Sunday, July 12th, 2015

You probably don’t know this about me, but when I *like* something, I can get a *bit* obsessive about it.  Say…caving.  I also like the life that goes with it.  Staying in cave huts for example, though to be fair I have only stayed in two.

Recently, I had a nine day holiday in South Wales, staying at the South Wales Caving Club.  There were three days set aside for caving, five for walking in the Brecon Beacons, and one for going to the Harvester in Merthyr.  At lunch time.

I have stayed at SWCC lots of times and it’s a lovely place, but nine days is too long.  I am totally cured of my cave hut dwelling habit and never want to stay in a bunk-house, hostel or similar, ever again.  Which is awkward as I have a three night trip to a hostel in Cornwall booked and paid for so I suppose I will have to go.

Here are my observations about Cave Hut Life:

1)  when All Of The Cavers are about (weekends) it’s noisy, it can be great fun, it’s always messy.

2) when they have all gone, it’s really creepy.  But you can light the fire and it’s all better again! Until bed time…

3) when the sun shines, as it did for several days, you have a feeling of euphoria and think, smugly:  why do people go abroad?  This is better than abroad!

Better than abroad shot:

4) when the rain falls and the wind blows, as it did for several days, you have a feeling of dampening and gathering gloom.  Hence the trip to Merthyr.  An attempt to raise the spirits, partially successful as I ate a meal not cooked by me in the hut kitchen.

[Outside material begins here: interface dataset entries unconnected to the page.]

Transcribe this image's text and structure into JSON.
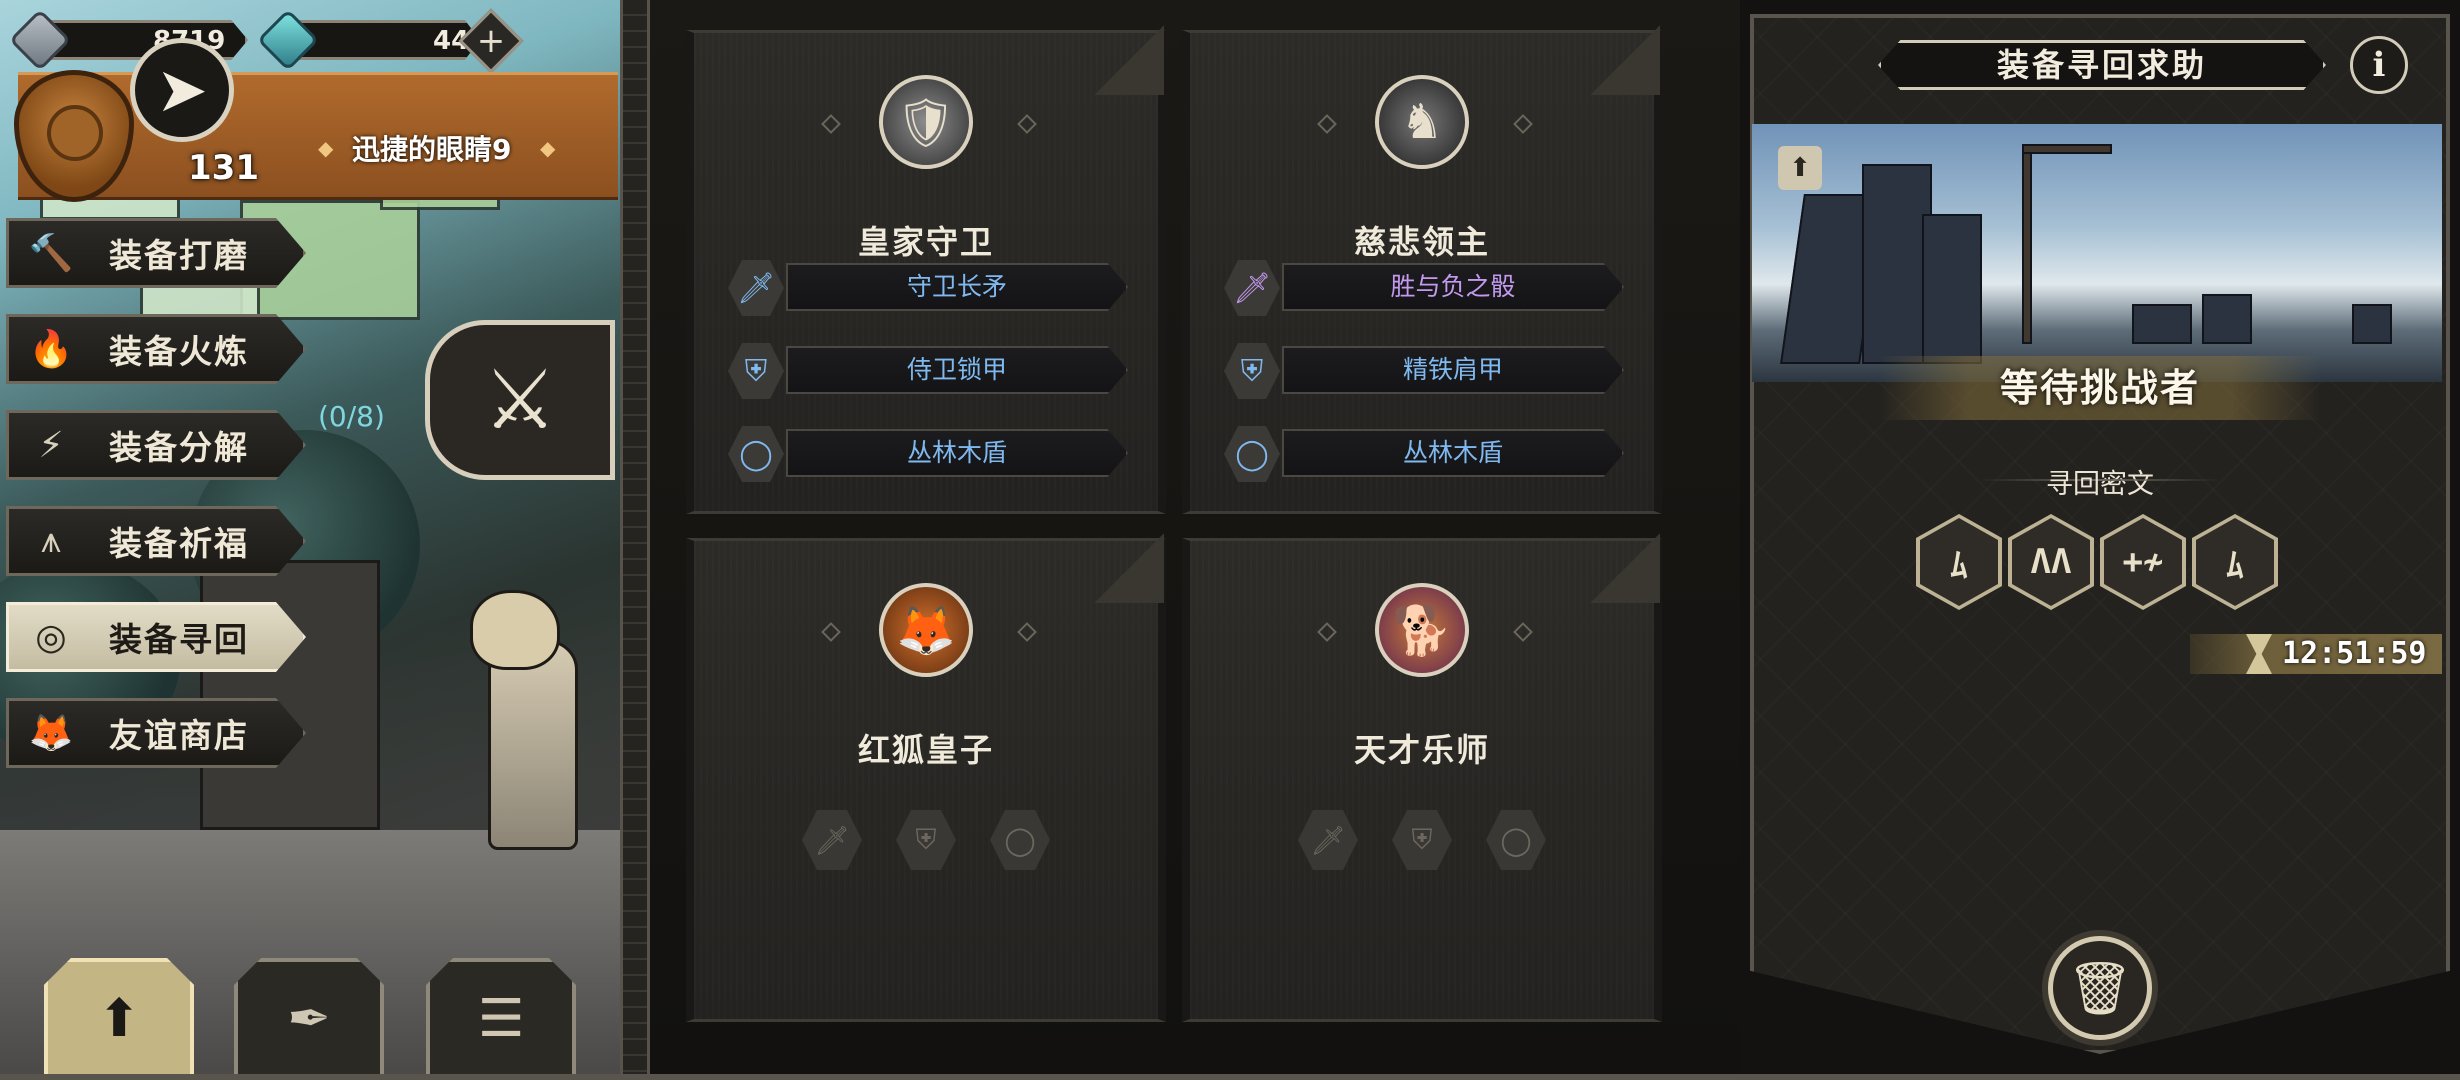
{
  "currency": {
    "silver_amount": "8719",
    "gem_amount": "44",
    "add_label": "+"
  },
  "player": {
    "level": "131",
    "achievement_name": "迅捷的眼睛9"
  },
  "side_menu": {
    "items": [
      {
        "label": "装备打磨",
        "icon": "hammer-icon",
        "active": false
      },
      {
        "label": "装备火炼",
        "icon": "flame-icon",
        "active": false
      },
      {
        "label": "装备分解",
        "icon": "decompose-icon",
        "active": false
      },
      {
        "label": "装备祈福",
        "icon": "blessing-icon",
        "active": false
      },
      {
        "label": "装备寻回",
        "icon": "retrieve-icon",
        "active": true
      },
      {
        "label": "友谊商店",
        "icon": "fox-icon",
        "active": false
      }
    ],
    "progress": "(0/8)"
  },
  "cards": [
    {
      "name": "皇家守卫",
      "portrait": "knight-portrait",
      "equipment": [
        {
          "icon": "sword-icon",
          "label": "守卫长矛",
          "quality": "blue"
        },
        {
          "icon": "armor-icon",
          "label": "侍卫锁甲",
          "quality": "blue"
        },
        {
          "icon": "ring-icon",
          "label": "丛林木盾",
          "quality": "blue"
        }
      ]
    },
    {
      "name": "慈悲领主",
      "portrait": "lord-portrait",
      "equipment": [
        {
          "icon": "sword-icon",
          "label": "胜与负之骰",
          "quality": "purple"
        },
        {
          "icon": "armor-icon",
          "label": "精铁肩甲",
          "quality": "blue"
        },
        {
          "icon": "ring-icon",
          "label": "丛林木盾",
          "quality": "blue"
        }
      ]
    },
    {
      "name": "红狐皇子",
      "portrait": "fox-prince-portrait",
      "equipment": []
    },
    {
      "name": "天才乐师",
      "portrait": "musician-portrait",
      "equipment": []
    }
  ],
  "help_panel": {
    "title": "装备寻回求助",
    "info_label": "i",
    "status": "等待挑战者",
    "cipher_label": "寻回密文",
    "runes": [
      "ﾑ",
      "ΛΛ",
      "+≁",
      "ﾑ"
    ],
    "timer": "12:51:59"
  },
  "colors": {
    "accent_gold": "#c4b585",
    "rare_blue": "#7fb9ef",
    "epic_purple": "#c49af0",
    "gem_teal": "#2f7d88"
  }
}
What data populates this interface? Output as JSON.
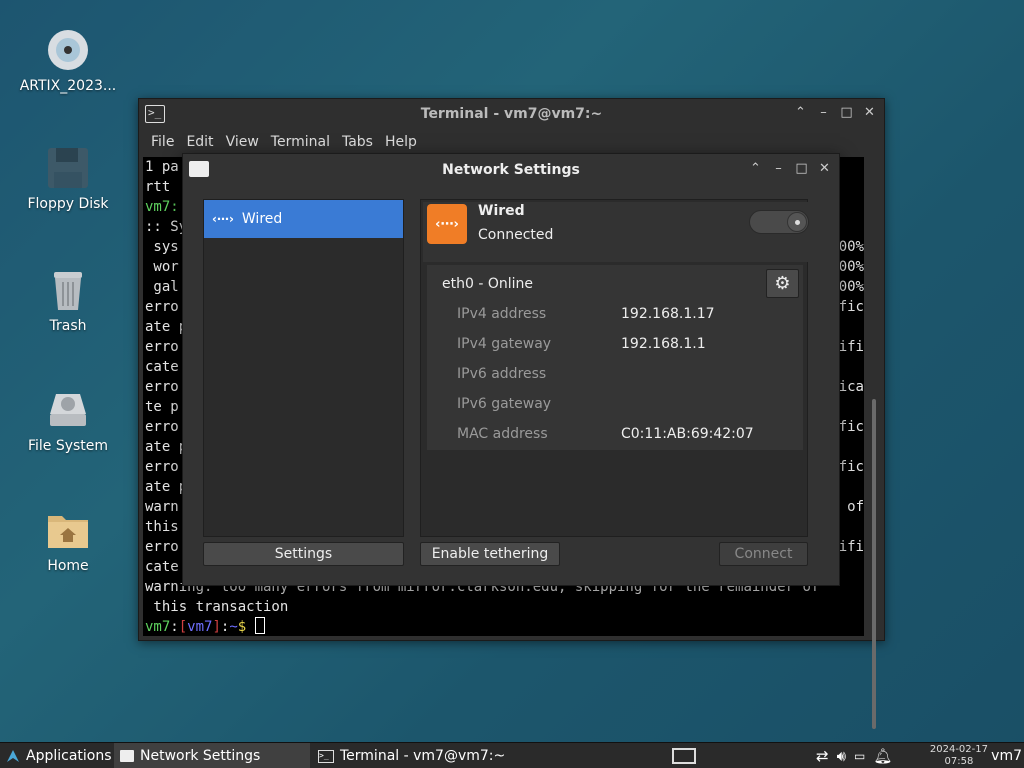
{
  "desktop": {
    "icons": [
      {
        "label": "ARTIX_2023...",
        "icon": "disc-icon"
      },
      {
        "label": "Floppy Disk",
        "icon": "floppy-icon"
      },
      {
        "label": "Trash",
        "icon": "trash-icon"
      },
      {
        "label": "File System",
        "icon": "drive-icon"
      },
      {
        "label": "Home",
        "icon": "home-folder-icon"
      }
    ]
  },
  "terminal": {
    "title": "Terminal - vm7@vm7:~",
    "menu": [
      "File",
      "Edit",
      "View",
      "Terminal",
      "Tabs",
      "Help"
    ],
    "left_lines": [
      "1 pa",
      "rtt",
      "vm7:",
      ":: Sy",
      " sys",
      " wor",
      " gal",
      "erro",
      "ate p",
      "erro",
      "cate",
      "erro",
      "te p",
      "erro",
      "ate p",
      "erro",
      "ate p",
      "warn",
      "this",
      "erro",
      "cate"
    ],
    "right_lines": [
      "",
      "",
      "",
      "",
      "00%",
      "00%",
      "00%",
      "fic",
      "",
      "ifi",
      "",
      "ica",
      "",
      "fic",
      "",
      "fic",
      "",
      "of",
      "",
      "ifi",
      ""
    ],
    "bottom_line_1": "warning: too many errors from mirror.clarkson.edu, skipping for the remainder of",
    "bottom_line_2": " this transaction",
    "prompt": {
      "user": "vm7",
      "host": "vm7",
      "path": "~",
      "symbol": "$"
    }
  },
  "network": {
    "title": "Network Settings",
    "connections": [
      {
        "label": "Wired",
        "icon": "wired-icon"
      }
    ],
    "settings_button": "Settings",
    "header": {
      "name": "Wired",
      "status": "Connected",
      "enabled": true
    },
    "interface": "eth0 - Online",
    "details": [
      {
        "key": "IPv4 address",
        "value": "192.168.1.17"
      },
      {
        "key": "IPv4 gateway",
        "value": "192.168.1.1"
      },
      {
        "key": "IPv6 address",
        "value": ""
      },
      {
        "key": "IPv6 gateway",
        "value": ""
      },
      {
        "key": "MAC address",
        "value": "C0:11:AB:69:42:07"
      }
    ],
    "tethering_button": "Enable tethering",
    "connect_button": "Connect",
    "accent_color": "#f07d26",
    "selection_color": "#3a7bd5"
  },
  "taskbar": {
    "applications": "Applications",
    "tasks": [
      {
        "label": "Network Settings",
        "active": true
      },
      {
        "label": "Terminal - vm7@vm7:~",
        "active": false
      }
    ],
    "date": "2024-02-17",
    "time": "07:58",
    "user": "vm7"
  }
}
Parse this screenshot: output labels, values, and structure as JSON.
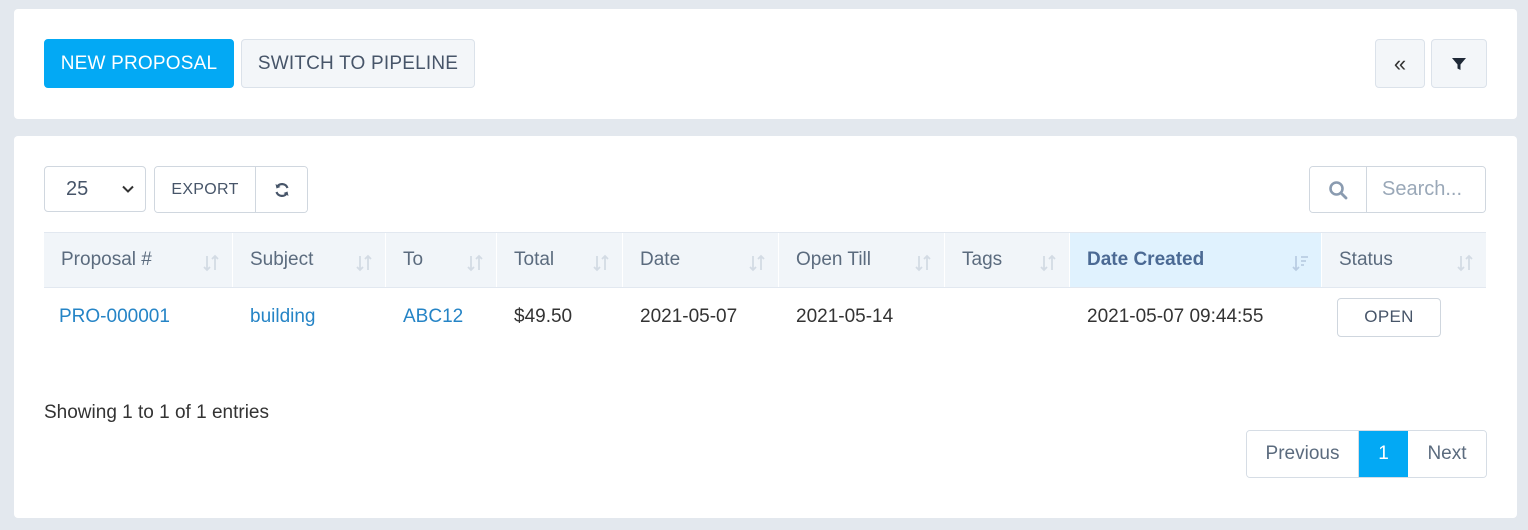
{
  "toolbar": {
    "new_proposal": "NEW PROPOSAL",
    "switch_pipeline": "SWITCH TO PIPELINE",
    "collapse_icon": "double-chevron-left-icon",
    "filter_icon": "filter-icon"
  },
  "table_controls": {
    "page_length": "25",
    "export_label": "EXPORT",
    "reload_icon": "refresh-icon",
    "search_placeholder": "Search..."
  },
  "table": {
    "columns": [
      "Proposal #",
      "Subject",
      "To",
      "Total",
      "Date",
      "Open Till",
      "Tags",
      "Date Created",
      "Status"
    ],
    "sorted_column": "Date Created",
    "rows": [
      {
        "proposal": "PRO-000001",
        "subject": "building",
        "to": "ABC12",
        "total": "$49.50",
        "date": "2021-05-07",
        "open_till": "2021-05-14",
        "tags": "",
        "date_created": "2021-05-07 09:44:55",
        "status": "OPEN"
      }
    ]
  },
  "footer": {
    "info": "Showing 1 to 1 of 1 entries",
    "previous": "Previous",
    "current_page": "1",
    "next": "Next"
  },
  "colors": {
    "primary": "#03a9f4",
    "link": "#2584c6",
    "page_bg": "#e3e8ee"
  }
}
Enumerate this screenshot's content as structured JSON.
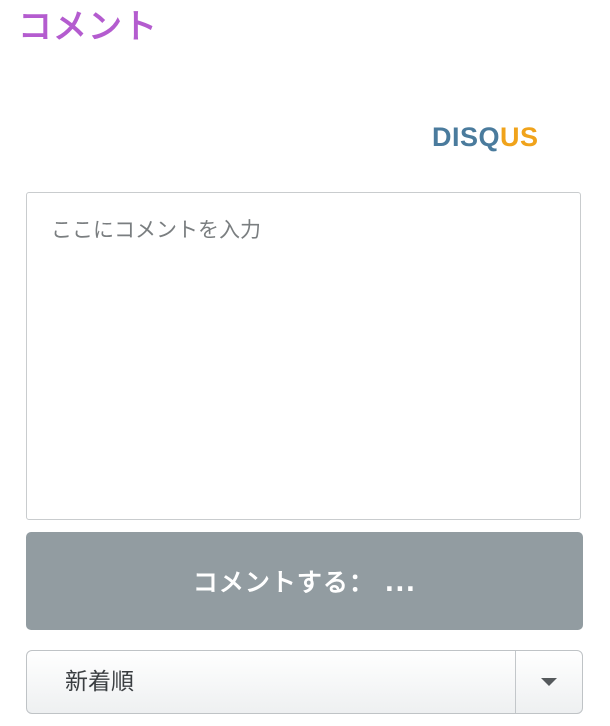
{
  "section": {
    "title": "コメント",
    "title_color": "#b45ccf"
  },
  "brand": {
    "part1": "DISQ",
    "part2": "US",
    "color_primary": "#4a7b9d",
    "color_accent": "#f0a31b"
  },
  "comment": {
    "placeholder": "ここにコメントを入力"
  },
  "submit": {
    "label": "コメントする： ..."
  },
  "sort": {
    "selected": "新着順",
    "icon": "caret-down-icon"
  }
}
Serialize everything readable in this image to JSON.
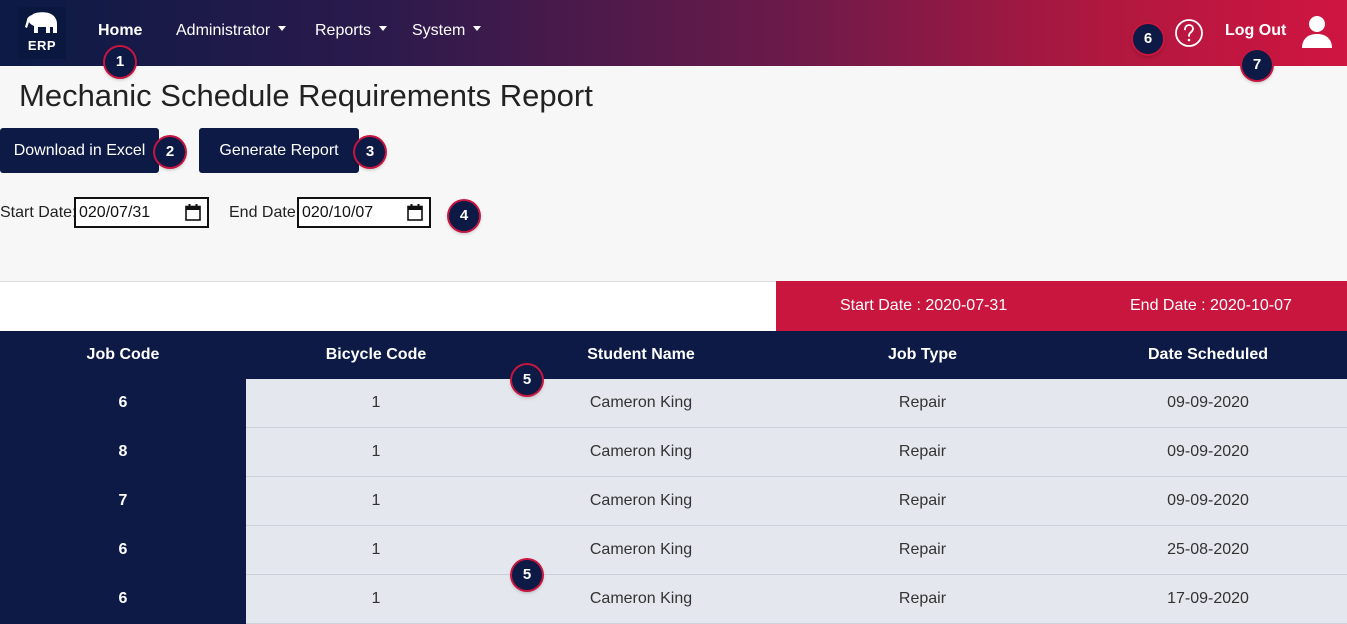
{
  "nav": {
    "logo_text": "ERP",
    "home": "Home",
    "administrator": "Administrator",
    "reports": "Reports",
    "system": "System",
    "logout": "Log Out"
  },
  "badges": {
    "b1": "1",
    "b2": "2",
    "b3": "3",
    "b4": "4",
    "b5a": "5",
    "b5b": "5",
    "b6": "6",
    "b7": "7"
  },
  "page": {
    "title": "Mechanic Schedule Requirements Report"
  },
  "actions": {
    "download_label": "Download in Excel",
    "generate_label": "Generate Report"
  },
  "filters": {
    "start_label": "Start Date:",
    "start_value": "020/07/31",
    "end_label": "End Date:",
    "end_value": "020/10/07"
  },
  "range": {
    "start_text": "Start Date : 2020-07-31",
    "end_text": "End Date : 2020-10-07"
  },
  "table": {
    "headers": [
      "Job Code",
      "Bicycle Code",
      "Student Name",
      "Job Type",
      "Date Scheduled"
    ],
    "rows": [
      [
        "6",
        "1",
        "Cameron King",
        "Repair",
        "09-09-2020"
      ],
      [
        "8",
        "1",
        "Cameron King",
        "Repair",
        "09-09-2020"
      ],
      [
        "7",
        "1",
        "Cameron King",
        "Repair",
        "09-09-2020"
      ],
      [
        "6",
        "1",
        "Cameron King",
        "Repair",
        "25-08-2020"
      ],
      [
        "6",
        "1",
        "Cameron King",
        "Repair",
        "17-09-2020"
      ]
    ]
  },
  "colors": {
    "navy": "#0c1a45",
    "crimson": "#c8163f",
    "row_bg": "#e4e7ee"
  },
  "icons": {
    "logo": "elephant-icon",
    "help": "help-circle-icon",
    "user": "user-icon",
    "calendar": "calendar-icon"
  }
}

5) by Day 3, I was forced to undertake some serious cleaning of the hut in order to continue dwelling there.  All visitors are supposed to clear and clean up after themselves and maybe clean some part of the accommodation, but it was very clear that no such activities had taken place for a long time.  First, I used the new club washing machine to hot-wash all the stinking, wet towels that were heaped up under the sink and starting to hum in the unusual (brief) heat-wave.  As the week progressed, I swept and washed floors, cleaned out the fire, gradually washed up and put away all the dishes that the departed guests had left on the Sunday…but you know, it gave me something to do of an evening.

6) you cannot better the views from SWCC.  When I was fed up, and assuming the mist had lifted, I had only to look out and feel better.  View from the front door in the early morning:

7) never, ever, look under the bunks in a cave hut.  If you drop something and it rolls, just write it off.  And never put your hand down there.

8) be not afraid of the wind in a cave hut.  Whilst the wind howls round the eaves outside, so it gurgles and churns inside too, when All Of The People come back on Friday and start belching/farting with no apparent awareness that they are not at home but in a shared space.  You can ignore it or join in.

9) the long solitary evenings make for good knitting time, this is The Throncho, all cast off but not finished off:

and I also did some extensive re-working on these:

10) you get awfully sick of bunk-room sleeps: